The US food system is largely a product of federal agricultural policy, which is created by Congress and implemented by some 15 federal agencies and departments, often working at cross-purposes. Taxpayers spend billions of dollars each year on farm subsidies and other food-related policies.
But these direct costs are only half the story. By shaping farmers' choices, food policy produces consequences with costs of their own. For example, our current system of farm subsidies encourages farming practices that pollute downstream water supplies.
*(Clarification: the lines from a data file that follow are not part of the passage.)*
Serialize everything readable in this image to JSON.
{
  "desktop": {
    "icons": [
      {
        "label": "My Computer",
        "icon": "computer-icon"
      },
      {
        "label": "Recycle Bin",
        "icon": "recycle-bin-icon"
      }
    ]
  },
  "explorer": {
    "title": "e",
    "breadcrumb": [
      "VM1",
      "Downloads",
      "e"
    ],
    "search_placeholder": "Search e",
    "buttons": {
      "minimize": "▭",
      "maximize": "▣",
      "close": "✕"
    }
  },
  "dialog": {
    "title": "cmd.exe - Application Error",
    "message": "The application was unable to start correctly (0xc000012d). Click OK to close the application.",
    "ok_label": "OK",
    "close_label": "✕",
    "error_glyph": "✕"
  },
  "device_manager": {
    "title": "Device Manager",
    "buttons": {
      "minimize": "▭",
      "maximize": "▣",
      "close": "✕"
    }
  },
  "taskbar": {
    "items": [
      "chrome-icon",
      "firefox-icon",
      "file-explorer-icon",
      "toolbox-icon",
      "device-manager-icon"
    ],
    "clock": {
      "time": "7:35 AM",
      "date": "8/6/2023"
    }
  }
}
The resulting damage to drinking water and to the fishing and tourism industries costs local taxpayers and businesses additional billions.
The good news, as our 2016 report Subsidizing Waste points out, is that farmers can greatly reduce fertilizer pollution by adopting innovative, science-based farming practices. And by including support for such innovative practices in a comprehensive national food policy, federal policymakers could save taxpayers, businesses, and farmers themselves a bundle of money.